But Rules Don't Apply should be read as the Beatty Manifesto, the maybe-final statement of a guy who is essentially a deity in a culture that tends to deify certain levels of celebrity. At his peak, he was both popular with the masses and revered by critics. Famously, Beatty even lured sharp, indelicate Pauline Kael to Hollywood to be a consultant on his and James Toback's projects. His pull was rare. More, his way with the ladies has become mythological and epic. So here's this film where he plays Hughes as something like an endlessly-delighted, sexual Chauncey Gardiner, keeping a harem of up-and-comers on call and a staff of handlers in perpetual limbo. He's the centre of this universe, and it's not for nothing that the leads are religious zealots who say Grace before meals at the studio commissary. The story of Rules Don't Apply is the story of their expulsion from Eden. Taken as a loss of their innocence, the film as a discomfort machine makes some sense. Taken as an allegory for a powerful man who doesn't entirely understand the scope of his power and its consequences, the picture's disregard for coherence and narrative linearity make some sense as well.
What's fascinating about Rules Don't Apply, ultimately, is the insight Beatty, as the mad Hughes, allows into his psyche. Consider the sequence where Hughes pilots a DC-3 recklessly, singing an old Al Jolson tune as he remembers the night Jolson followed Enrico Caruso and made the absolute best of it. For the bulk of it, Beatty holds Frank's blanched, possibly nauseated, definitely horrified expression in close-up. Afterwards, Frank tenders his resignation, but it doesn't take. The scene is essentially one in which Beatty expresses that he's in control, though possibly he shouldn't be; and that he doesn't blame anyone for thinking he shouldn't be, either, because who gave him the goddamn controls in the first place? He plays Hughes for maximum amused cupidity. He's appalled. He has trouble remembering names. People want things from him and it's hard not to be paranoid. The temptation towards isolation is huge. He asks often about other people's fathers, which plays into reading it as a film about God. Better, it plays into the idea that Rules Don't Apply is essentially about the madness of rules not applying for Hughes, nor for Beatty. It's an intensely personal picture.
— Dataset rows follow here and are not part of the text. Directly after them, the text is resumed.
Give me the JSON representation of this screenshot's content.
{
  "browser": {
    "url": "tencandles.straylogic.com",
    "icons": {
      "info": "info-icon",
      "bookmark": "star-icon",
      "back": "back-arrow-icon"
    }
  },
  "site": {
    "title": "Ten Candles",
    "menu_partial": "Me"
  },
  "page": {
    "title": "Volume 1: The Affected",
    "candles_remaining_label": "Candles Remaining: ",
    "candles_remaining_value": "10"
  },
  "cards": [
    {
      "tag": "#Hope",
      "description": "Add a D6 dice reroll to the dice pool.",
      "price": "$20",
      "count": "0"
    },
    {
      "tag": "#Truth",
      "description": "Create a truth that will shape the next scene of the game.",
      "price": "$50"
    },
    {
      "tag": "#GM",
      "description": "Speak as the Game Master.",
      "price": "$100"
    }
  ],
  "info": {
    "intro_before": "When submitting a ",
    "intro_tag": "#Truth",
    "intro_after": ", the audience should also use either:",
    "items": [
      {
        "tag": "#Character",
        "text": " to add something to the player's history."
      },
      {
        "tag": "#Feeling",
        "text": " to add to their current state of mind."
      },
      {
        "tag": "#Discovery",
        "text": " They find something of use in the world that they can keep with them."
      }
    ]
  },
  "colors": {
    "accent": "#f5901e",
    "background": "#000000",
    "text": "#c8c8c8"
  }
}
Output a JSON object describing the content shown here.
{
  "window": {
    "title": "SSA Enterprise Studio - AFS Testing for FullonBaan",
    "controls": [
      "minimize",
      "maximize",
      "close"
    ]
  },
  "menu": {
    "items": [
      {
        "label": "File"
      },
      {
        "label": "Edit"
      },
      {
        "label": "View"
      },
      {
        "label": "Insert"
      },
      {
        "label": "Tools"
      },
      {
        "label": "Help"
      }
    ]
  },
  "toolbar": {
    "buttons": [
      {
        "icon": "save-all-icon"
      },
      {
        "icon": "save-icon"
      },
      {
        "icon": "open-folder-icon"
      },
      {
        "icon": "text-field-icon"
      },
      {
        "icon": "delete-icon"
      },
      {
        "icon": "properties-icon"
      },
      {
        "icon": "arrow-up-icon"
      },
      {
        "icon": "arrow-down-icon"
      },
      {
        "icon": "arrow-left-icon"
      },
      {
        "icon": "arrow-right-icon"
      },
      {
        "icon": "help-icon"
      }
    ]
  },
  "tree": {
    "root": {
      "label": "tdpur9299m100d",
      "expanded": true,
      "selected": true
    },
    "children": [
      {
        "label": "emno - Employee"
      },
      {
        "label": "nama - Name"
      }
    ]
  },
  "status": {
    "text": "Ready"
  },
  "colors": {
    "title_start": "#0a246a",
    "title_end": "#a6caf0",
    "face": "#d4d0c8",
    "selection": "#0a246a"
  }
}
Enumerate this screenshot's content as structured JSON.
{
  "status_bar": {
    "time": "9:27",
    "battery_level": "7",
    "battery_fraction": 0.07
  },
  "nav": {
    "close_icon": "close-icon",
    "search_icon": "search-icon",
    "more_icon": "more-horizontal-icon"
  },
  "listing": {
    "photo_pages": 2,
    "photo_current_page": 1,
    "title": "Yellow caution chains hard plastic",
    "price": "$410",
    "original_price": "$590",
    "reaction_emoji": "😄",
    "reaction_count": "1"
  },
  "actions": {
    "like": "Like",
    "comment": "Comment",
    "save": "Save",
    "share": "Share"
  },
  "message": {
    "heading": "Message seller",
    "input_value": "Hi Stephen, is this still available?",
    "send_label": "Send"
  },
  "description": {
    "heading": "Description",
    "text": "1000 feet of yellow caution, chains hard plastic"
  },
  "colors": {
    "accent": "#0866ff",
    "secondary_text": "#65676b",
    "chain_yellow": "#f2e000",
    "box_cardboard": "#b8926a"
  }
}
That's its greatest strength, along with its greatest weakness. It may not be for anyone else. When Beatty passes away and leaves behind this most challenging and brilliant of careers, we'll be glad we have it.